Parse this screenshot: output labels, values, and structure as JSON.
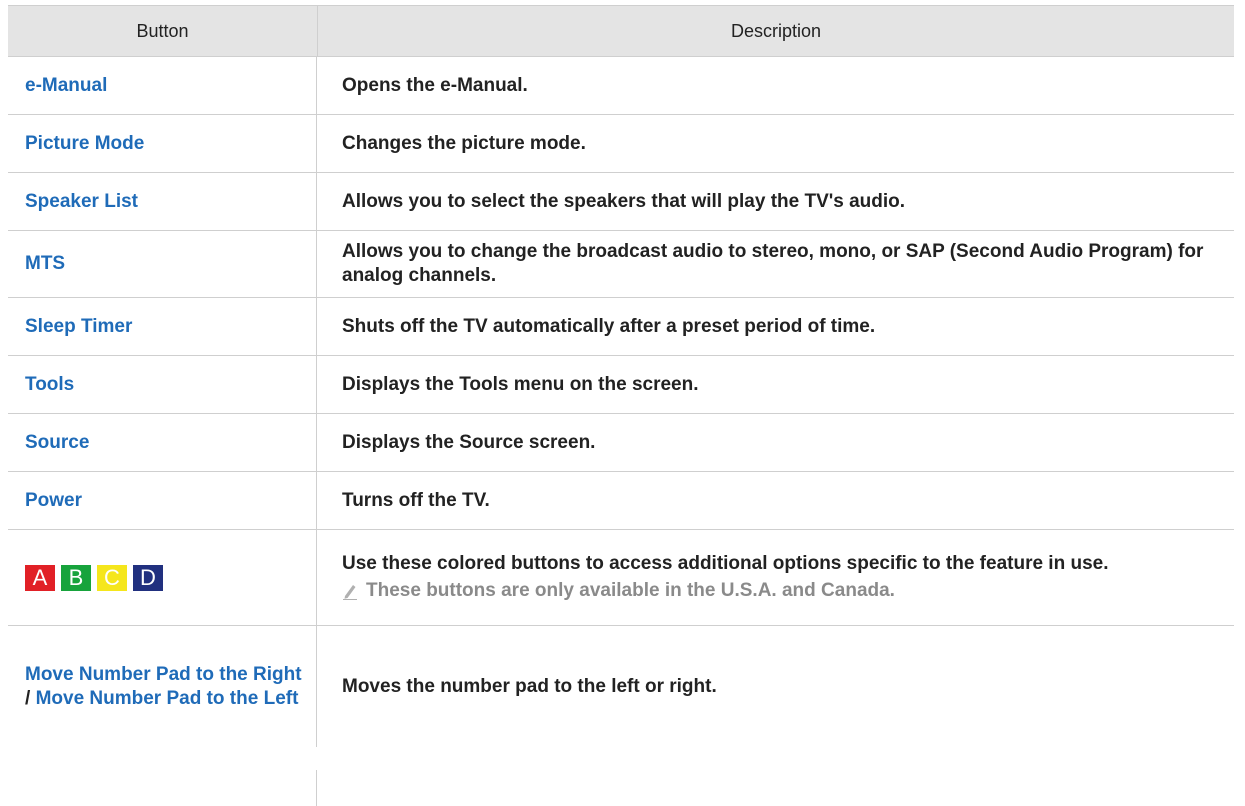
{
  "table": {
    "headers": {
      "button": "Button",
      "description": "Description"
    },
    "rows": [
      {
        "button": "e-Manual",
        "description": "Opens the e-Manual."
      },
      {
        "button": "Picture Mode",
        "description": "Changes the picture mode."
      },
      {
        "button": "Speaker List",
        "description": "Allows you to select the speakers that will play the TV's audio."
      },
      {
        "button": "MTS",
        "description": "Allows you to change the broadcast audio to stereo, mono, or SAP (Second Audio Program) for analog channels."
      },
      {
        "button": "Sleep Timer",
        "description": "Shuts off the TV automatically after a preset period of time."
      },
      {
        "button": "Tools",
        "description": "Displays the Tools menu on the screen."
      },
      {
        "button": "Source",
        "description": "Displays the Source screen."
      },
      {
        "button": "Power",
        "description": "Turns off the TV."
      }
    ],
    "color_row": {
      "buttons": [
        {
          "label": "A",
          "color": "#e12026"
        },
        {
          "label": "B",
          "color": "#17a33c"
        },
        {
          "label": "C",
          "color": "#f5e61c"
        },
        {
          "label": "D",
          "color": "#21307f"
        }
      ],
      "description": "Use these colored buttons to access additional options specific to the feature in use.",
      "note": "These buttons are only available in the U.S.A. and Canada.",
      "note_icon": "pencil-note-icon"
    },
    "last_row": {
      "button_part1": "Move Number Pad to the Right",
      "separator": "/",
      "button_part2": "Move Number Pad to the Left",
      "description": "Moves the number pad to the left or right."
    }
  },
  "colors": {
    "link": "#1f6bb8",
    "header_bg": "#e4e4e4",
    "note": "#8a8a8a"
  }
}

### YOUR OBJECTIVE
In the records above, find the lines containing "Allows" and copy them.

### COMPLETED EXERCISE
        "description": "Allows you to select the speakers that will play the TV's audio."
        "description": "Allows you to change the broadcast audio to stereo, mono, or SAP (Second Audio Program) for analog channels."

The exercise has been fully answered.